Yesterday morning, after rushing through my usual Saturday morning chores, I was preparing to go to the local AB Women’s Association Spring meeting. I had been stressing about this event all week. Saturday morning chores are mostly centered on my elderly mother’s needs and taking the time for the women’s meeting was going to require a good deal of rearranging of her weekend schedule.
I had vacillated between my mother’s needs and my responsibilities to the women’s ministry, finally telling myself that if I could just get through the basics for my mother before the meeting began, then I would go to part of the meeting and come home in time to fix her lunch. I knew this would be upsetting for my mother, but it seemed like a necessary compromise.

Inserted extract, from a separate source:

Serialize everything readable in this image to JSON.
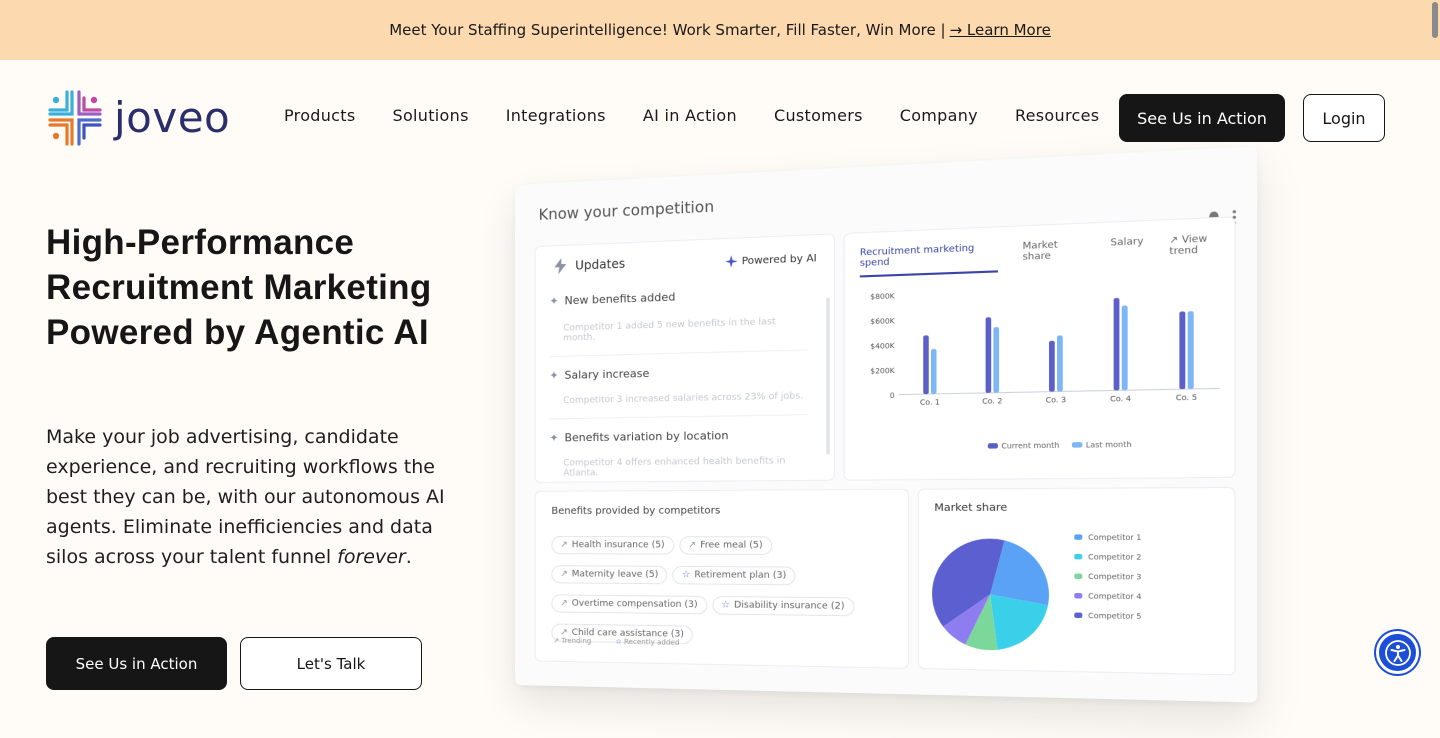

When I walked into the room to tell my mother of my plans I found her lying face-down on the floor and my youngest son, looking distraught, at her side.
Mom had fallen, cutting her arm, and was unable to get up.
At 96 my mother does pretty well, most days, getting around very slowly with the aid of a walker. She has had a series of strokes and has marked weakness on her right side and difficulty speaking clearly. During the weekdays while I am at work, my sons (both in their 20’s) are able to be with her since they are completing their college degrees online. So, she is never alone. However, she looks forward to the weekends when I can be with her and have time to prepare more elaborate meals, clean her room and take care of all the little things that are becoming more and more difficult for her. When I have to be away on the weekends it distresses her.
My son and I were able to get Mom off the floor, I bandaged her arm and settled her down in front of the TV with an ice pack and a Tylenol.
I never even told her about the women’s meeting, after all, and cancelled all my plans for the weekend. Finding Mom lying on the floor with blood smears around her was a shock to all of us. It was a wake up call that forced me to look hard at my priorities.
All that morning I had rushed through my tasks, ticking them off so I could get to my “important” meeting. My thoughts were elsewhere while I hurriedly shampooed Mom’s hair, even knowing that she looks forward to that bit of pampering all week long. She looks upon the weekends as special days while I had been thinking of only the added burdens they held.
A life that puts more importance on busy-ness and outside responsibilities than on caring for loved ones is out of balance. My lack of balance didn’t cause my mother’s fall, but her fall helped me see my own lack of balance.
While it is important to live up to our responsibilities, sometimes it is necessary to examine the value of the time we are spending.
I don’t suppose very many women at the meeting yesterday even noticed my absence. I know for sure that for my mother, my presence meant everything.
I want to remember that lesson. I pray that I will.